## Records supplied
================================

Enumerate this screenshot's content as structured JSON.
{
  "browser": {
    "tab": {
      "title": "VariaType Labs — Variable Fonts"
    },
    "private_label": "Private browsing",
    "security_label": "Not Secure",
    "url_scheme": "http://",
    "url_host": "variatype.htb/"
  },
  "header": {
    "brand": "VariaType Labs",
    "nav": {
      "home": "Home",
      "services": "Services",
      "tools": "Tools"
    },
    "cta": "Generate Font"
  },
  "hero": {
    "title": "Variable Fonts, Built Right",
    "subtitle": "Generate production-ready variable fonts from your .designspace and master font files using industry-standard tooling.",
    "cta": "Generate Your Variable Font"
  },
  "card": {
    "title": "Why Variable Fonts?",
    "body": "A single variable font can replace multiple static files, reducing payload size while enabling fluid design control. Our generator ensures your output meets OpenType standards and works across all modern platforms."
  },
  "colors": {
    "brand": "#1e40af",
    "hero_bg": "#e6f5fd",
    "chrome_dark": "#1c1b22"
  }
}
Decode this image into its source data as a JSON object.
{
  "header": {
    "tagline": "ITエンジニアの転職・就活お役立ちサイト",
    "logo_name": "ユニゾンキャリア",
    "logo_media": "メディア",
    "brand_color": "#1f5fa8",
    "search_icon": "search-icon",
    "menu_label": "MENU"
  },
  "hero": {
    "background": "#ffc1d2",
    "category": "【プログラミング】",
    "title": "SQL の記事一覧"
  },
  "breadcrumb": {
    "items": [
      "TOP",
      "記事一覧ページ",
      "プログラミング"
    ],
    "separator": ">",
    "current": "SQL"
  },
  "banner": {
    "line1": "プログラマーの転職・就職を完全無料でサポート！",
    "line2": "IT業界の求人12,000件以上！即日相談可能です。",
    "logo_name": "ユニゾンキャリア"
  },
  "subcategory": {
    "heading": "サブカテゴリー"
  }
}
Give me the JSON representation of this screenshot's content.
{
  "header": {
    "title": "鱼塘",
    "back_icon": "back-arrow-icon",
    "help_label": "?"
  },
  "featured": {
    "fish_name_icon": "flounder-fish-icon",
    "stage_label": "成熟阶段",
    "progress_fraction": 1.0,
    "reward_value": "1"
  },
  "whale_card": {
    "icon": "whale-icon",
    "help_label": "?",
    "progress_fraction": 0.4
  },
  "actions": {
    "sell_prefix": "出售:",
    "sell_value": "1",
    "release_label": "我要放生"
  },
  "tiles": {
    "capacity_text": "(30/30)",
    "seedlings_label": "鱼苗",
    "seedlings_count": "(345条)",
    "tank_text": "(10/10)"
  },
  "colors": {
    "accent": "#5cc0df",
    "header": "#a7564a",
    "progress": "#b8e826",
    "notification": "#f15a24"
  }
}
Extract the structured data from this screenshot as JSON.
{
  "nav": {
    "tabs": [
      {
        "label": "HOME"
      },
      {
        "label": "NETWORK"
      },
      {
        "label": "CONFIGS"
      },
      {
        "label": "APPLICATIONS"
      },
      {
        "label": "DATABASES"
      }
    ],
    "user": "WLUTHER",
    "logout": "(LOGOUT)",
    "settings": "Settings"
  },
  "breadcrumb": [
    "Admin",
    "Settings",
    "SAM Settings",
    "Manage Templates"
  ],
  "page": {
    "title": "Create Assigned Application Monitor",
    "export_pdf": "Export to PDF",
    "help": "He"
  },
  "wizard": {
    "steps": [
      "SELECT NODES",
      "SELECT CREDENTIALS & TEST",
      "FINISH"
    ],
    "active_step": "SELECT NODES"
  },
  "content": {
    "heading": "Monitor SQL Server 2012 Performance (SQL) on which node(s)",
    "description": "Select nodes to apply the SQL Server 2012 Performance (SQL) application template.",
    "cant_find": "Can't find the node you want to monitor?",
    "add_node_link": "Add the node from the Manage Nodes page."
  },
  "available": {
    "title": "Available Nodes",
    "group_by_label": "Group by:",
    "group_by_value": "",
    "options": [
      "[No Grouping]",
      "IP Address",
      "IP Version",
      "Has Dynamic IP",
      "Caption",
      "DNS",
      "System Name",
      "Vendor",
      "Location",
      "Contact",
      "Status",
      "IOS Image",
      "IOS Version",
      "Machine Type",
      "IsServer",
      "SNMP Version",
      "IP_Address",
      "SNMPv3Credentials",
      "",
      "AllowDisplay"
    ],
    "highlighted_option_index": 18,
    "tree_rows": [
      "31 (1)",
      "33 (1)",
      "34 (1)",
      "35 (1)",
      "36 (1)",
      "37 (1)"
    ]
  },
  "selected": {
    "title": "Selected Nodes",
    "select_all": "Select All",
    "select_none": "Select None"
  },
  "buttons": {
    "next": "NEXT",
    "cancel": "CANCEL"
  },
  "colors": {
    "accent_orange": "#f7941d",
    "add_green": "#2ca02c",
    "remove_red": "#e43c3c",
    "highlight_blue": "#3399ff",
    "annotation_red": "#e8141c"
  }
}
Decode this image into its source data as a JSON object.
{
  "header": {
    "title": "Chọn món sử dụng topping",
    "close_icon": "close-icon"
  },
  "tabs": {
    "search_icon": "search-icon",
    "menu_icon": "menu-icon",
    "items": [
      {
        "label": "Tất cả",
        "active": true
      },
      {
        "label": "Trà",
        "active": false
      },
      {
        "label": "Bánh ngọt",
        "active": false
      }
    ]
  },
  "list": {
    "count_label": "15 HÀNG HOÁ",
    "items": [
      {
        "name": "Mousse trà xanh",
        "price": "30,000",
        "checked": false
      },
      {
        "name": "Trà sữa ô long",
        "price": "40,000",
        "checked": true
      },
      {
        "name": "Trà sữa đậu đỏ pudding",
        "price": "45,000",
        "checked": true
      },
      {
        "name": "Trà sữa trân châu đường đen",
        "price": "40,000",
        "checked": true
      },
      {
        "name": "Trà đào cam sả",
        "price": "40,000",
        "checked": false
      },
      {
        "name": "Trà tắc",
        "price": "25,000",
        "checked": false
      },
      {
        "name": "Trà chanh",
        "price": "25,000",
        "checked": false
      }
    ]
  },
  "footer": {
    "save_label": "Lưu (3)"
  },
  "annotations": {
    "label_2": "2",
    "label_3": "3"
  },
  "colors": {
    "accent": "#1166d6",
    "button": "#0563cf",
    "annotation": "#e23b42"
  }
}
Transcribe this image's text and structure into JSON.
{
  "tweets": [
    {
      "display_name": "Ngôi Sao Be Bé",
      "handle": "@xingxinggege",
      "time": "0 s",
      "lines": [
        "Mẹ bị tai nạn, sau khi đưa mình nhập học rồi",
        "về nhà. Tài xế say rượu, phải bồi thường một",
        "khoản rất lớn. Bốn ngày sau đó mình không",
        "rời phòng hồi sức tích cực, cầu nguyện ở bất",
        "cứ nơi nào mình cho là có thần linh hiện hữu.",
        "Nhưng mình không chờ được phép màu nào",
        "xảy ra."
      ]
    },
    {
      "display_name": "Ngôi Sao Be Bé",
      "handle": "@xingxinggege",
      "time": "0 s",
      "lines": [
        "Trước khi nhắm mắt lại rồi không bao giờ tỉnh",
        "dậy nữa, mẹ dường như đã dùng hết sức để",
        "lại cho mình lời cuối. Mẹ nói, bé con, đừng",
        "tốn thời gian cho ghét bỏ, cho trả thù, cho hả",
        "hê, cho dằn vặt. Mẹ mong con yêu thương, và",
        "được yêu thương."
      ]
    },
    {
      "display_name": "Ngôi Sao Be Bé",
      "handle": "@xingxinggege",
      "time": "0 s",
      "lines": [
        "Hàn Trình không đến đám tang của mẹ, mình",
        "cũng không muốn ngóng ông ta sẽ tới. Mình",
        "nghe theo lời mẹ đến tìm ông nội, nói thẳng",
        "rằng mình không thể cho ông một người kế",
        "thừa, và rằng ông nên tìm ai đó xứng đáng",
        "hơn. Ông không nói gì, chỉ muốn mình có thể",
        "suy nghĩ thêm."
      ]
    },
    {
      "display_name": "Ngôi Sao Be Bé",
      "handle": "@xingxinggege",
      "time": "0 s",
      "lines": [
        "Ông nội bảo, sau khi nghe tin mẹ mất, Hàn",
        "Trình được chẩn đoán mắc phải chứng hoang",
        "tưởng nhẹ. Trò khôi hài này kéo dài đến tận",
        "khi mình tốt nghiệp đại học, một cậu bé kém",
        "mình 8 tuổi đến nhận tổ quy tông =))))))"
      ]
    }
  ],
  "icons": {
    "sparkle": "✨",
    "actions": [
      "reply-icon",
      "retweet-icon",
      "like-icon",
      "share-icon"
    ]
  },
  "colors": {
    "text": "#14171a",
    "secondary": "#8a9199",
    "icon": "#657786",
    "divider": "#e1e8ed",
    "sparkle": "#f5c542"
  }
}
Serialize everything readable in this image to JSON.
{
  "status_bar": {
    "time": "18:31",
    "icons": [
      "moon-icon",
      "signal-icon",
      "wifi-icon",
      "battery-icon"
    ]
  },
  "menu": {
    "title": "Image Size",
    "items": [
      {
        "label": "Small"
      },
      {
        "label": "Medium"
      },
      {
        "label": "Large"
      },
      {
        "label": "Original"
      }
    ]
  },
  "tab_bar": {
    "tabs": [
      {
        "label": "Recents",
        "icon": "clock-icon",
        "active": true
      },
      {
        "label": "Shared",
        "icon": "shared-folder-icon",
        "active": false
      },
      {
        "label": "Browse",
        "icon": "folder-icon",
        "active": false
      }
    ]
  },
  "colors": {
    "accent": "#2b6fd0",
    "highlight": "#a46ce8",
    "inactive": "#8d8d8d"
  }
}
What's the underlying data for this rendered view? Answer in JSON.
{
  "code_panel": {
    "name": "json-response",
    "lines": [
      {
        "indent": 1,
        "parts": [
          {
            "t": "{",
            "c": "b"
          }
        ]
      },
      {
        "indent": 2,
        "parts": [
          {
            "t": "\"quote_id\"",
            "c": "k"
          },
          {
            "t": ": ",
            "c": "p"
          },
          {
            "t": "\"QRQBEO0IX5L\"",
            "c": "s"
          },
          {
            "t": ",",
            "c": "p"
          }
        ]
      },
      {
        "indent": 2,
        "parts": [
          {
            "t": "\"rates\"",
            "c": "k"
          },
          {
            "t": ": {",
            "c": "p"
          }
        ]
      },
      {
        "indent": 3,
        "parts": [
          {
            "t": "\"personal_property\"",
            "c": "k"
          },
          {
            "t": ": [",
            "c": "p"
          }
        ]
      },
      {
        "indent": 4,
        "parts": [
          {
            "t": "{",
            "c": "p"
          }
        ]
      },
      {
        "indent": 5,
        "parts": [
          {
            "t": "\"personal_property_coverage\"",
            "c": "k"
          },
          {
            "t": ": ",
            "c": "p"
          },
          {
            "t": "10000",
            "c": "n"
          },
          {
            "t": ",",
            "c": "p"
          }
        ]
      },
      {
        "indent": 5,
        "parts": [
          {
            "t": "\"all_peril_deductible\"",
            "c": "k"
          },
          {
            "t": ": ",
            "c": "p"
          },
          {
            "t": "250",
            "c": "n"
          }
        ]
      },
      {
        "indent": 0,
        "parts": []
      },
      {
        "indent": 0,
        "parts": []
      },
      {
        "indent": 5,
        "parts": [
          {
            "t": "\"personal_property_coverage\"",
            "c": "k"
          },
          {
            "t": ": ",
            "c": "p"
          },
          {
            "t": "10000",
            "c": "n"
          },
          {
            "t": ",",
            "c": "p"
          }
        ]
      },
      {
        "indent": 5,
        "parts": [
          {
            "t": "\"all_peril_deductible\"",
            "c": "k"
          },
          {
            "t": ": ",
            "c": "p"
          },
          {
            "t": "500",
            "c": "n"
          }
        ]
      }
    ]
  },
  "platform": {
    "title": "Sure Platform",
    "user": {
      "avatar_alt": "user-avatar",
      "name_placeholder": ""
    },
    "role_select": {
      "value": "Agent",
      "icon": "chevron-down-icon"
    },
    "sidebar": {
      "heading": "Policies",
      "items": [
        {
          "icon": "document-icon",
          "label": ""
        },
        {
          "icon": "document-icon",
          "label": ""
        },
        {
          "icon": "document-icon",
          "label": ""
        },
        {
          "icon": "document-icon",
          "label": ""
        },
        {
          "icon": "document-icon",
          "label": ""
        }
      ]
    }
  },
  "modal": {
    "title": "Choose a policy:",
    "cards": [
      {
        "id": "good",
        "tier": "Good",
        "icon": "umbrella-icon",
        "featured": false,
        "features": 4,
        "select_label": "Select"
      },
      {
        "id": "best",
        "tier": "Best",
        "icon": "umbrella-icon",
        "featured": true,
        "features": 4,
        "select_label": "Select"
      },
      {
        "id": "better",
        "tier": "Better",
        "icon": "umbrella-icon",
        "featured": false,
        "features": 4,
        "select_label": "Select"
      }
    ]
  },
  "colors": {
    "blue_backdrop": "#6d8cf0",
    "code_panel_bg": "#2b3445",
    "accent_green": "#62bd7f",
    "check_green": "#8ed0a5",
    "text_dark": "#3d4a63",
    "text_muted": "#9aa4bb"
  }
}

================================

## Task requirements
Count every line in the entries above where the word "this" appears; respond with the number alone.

## Output of the exercise
8